Passengers were called to muster stations with life jackets over their Halloween costumes while the ship returned to Grand Bahama Island following the incident on October 31st. Passengers described a loud bang followed by flickering lights.
Eye witnesses reported the presence of a cargo vessel nearby just before the loud bang and shudder. There were rumours that the engine room had flooded, and power was lost after the incident. The ship remained without power for the next six hours. Tugs arrived to tow the ship back to port where there was a long delay getting passengers off due as the gangway could not be easily connected to the listing ship. By 4am the following morning most passengers were ashore, then housed in local resorts.
Celebration Cruise Line said in a statement that passengers were evacuated from the ship and placed in several resorts pending their return to Florida. There were no reported injuries.
Crews were assessing damage to the ship and the line said it would cancel at least the next two cruises. Passengers were returned to Miami, Florida on the Bimini Superfast vessel which arrived at 5:00 pm the following day.

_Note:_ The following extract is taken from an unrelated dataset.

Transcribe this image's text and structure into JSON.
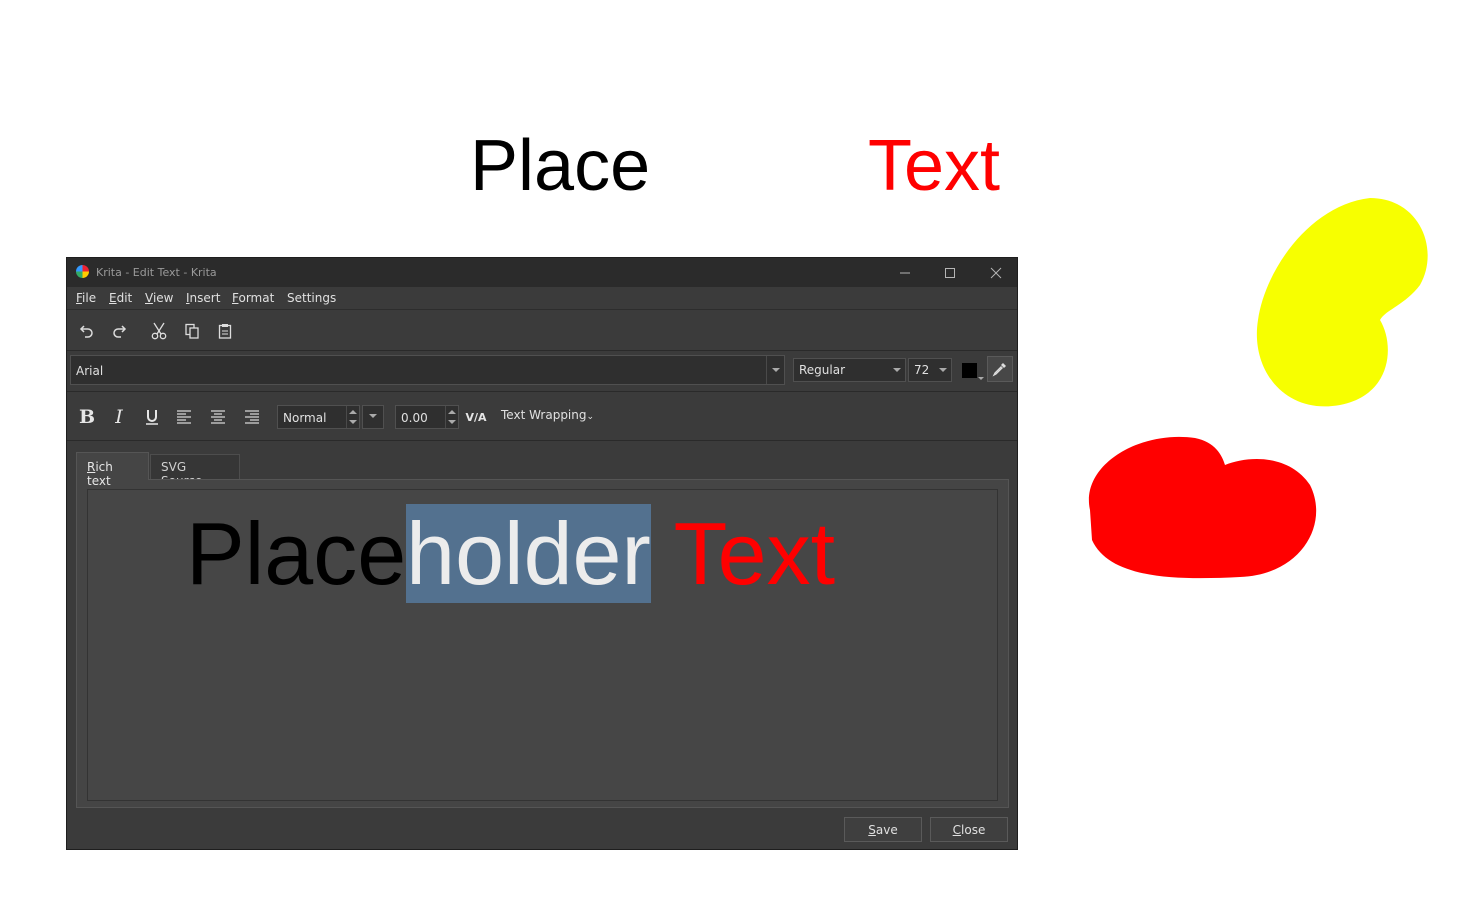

Many had to remain on deck for the crossing as the vessel was full. Buses then returned passengers back to Palm Beach, where the cruise had begun.
BAHAMAS CELEBRATION remains tied up in Grand Bahama with a noticeable list to port.
The 35,855 gt BAHAMAS CELEBRATION was converted to a party oriented ship from the cold weather Jahre Line ferry PRINSESSE RAGNHILD built in 1981.
MARTIN COX - Founder and publisher of MaritimeMatters, inspired by maritime culture and technology growing up in the port of Southampton. He works as a photographer in Los Angeles, and his works has been exhibited in LA, San Francisco, New York, London and Iceland. Martin is the co-writer of the book “Hollywood to Honolulu; the story of the Los Angeles Steamship Company” published by the Steam Ship Historical Society of America. The Los Angeles Maritime Museum has commissioned artworks and collected his photographs.